Tom Wills, senior analyst, risk, security and fraud, with Pleasanton, Calif.-based Javelin, agrees that new kinds of fraud have been introduced along with check truncation. "You might have low-resolution scanners at the point of sale," he explains. "Some paper checks are secured with an infrared watermark and special ink. All that protection goes away because the check scanner might not pick it up."
To prevent counterfeit and forged maker checks, KeyBank uses image-based check detection solutions from Bear, Del.-based Softpro. "This has reduced our false positives and is having a good impact from a client perspective," relates the bank's Twining. "It's a risk-scoring tool. We can call the client even before a check posts to a consumer account."
But even automated clearing house (ACH) payments -- which historically were a means to enable recurring credits generated by the government or commercial interests and were considered secure -- may not be entirely safe now that ACH debit has become prevalent for Internet- and phone-based payments. "ACH is known for being secure," states Lars Skari, partner and practice manager for banking and capital markets with Infosys Consulting, a division of Infosys Technologies (Bangalore). "But there's potential for some sophisticated fraud activity here because you can now authorize ACH debits on the Web or phone."
According to Aaron McPherson, practice director, payments and security, for Framingham, Mass.-based Financial Insights, ACH fraud has not been a significant concern and ACH fraud numbers are holding steady. "But does that mean ACH is secure, or are we not catching it?" he asks.
McPherson says the vendors he has spoken to aren't reporting much demand among banks for ACH-monitoring solutions. "Bankers seem confident in the security of the ACH system," he reports. But, "With ACH you just transmit the item transit number and the account number. This information is on checks," McPherson notes, suggesting that this opens an opportunity for fraud.

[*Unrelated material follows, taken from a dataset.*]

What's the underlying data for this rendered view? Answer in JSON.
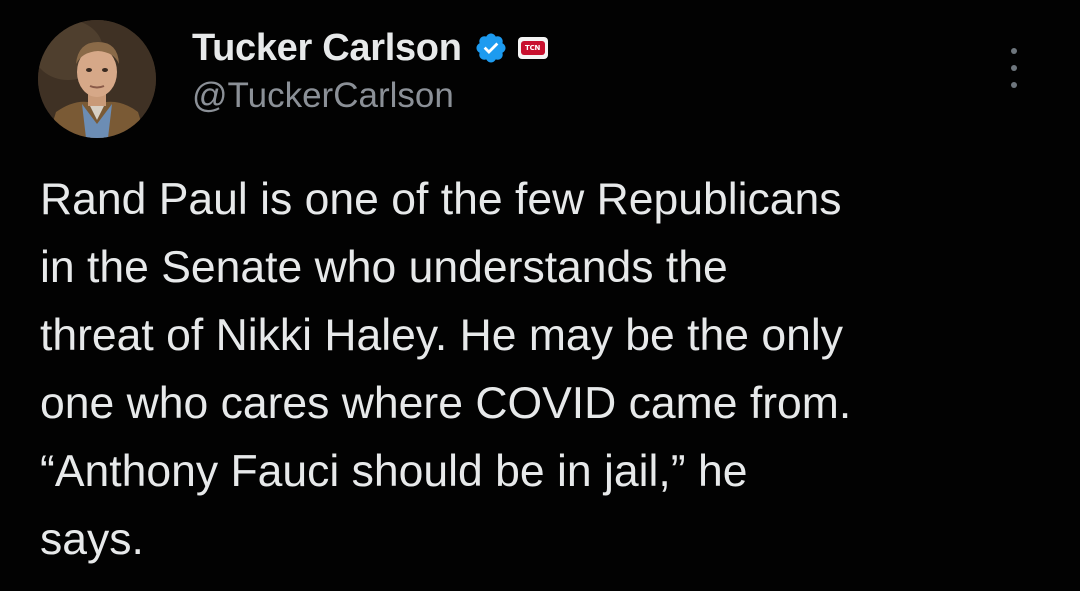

Adds Robert Jones, a senior consultant with the fraud practice at Santa Fe, N.M.-based The Santa Fe Group, "At least with a card, you know there's a certain amount of monitoring and funds. With a checking account number, you don't know if the number really exists at all. It's a Wild West scenario."